Not to go too deep into this, but in PS, there’s a million things you can do, and even more ways of getting there. “Typically”, I start with a layer to remove any dust, minor blemishes, etc. From there, it’s on to curves, etc., etc.. We also have really grown to love the PS plug-ins made by Nik Software. Used in moderation, they help us make certain effects take minutes which would typically take much longer to do…definitely one of the most useful additions to our post prod. process as of late. For a small operation like ours’, with limited staff, time is a huge factor, and the Nik options really can cut hours out of the post process.
One important point to make is that there generally isn’t a huge amount of post done in our studio. Joe comes from the Kodachrome generation of sorts, and I’m very lucky to do his post, as he’s one of the few people I’ve ever known who consistently produces near perfect files right out of the camera, and I truly don’t mean that to kiss his ass. If there’s one lesson to learn from all this, it’s that last sentence. After all, if your photos aren’t so hot when you shoot them, they’ll probably still suck after post-processing, right? Strive to make that great frame while shooting, not in post. That’s a whole different discussion though..

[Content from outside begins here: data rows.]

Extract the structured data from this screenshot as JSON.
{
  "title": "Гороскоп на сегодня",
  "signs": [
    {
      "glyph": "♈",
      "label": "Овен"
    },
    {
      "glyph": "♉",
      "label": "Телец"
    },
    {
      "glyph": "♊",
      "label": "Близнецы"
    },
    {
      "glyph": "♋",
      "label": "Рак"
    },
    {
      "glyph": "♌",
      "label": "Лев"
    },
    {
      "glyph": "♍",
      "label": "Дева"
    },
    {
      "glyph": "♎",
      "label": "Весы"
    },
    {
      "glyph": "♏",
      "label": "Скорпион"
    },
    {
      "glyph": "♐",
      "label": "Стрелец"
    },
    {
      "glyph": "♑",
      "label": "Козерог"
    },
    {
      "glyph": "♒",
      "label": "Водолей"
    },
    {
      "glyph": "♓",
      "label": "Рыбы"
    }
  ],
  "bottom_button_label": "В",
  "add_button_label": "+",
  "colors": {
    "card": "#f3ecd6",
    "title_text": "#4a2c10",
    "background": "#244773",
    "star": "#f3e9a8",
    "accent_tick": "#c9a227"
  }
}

-The last step in our process really comes down to organization. There’s many ways to go about this, but our weapon of choice for the past few years has been Aperture. We do all of our key wording and folder organization here, and it’s really a lifesaver. After all, part of my job is to keep track of almost 30TB of digital files. I can easily search for any file we need and output a “version” of that file, while never moving the original. There’s a handful of other programs like this, but Aperture just seems to make the most sense to us.
All of our slide presentations are also done through Aperture, and it’s great to be able to use the bluetooth Apple remote to go through it all.
Like I mentioned in the disclaimer at the start, this isn’t necessarily the “right” way do do things, and nobody can tell you the right way (sorry). As a photographer, part of your job is to find out how several people you admire work, and take what you wish from it, and I guarantee that if you walked into a room of 10 top shooters, all would have different advice.
Hope this covers most of the basics, and feel free to comment back with any other questions..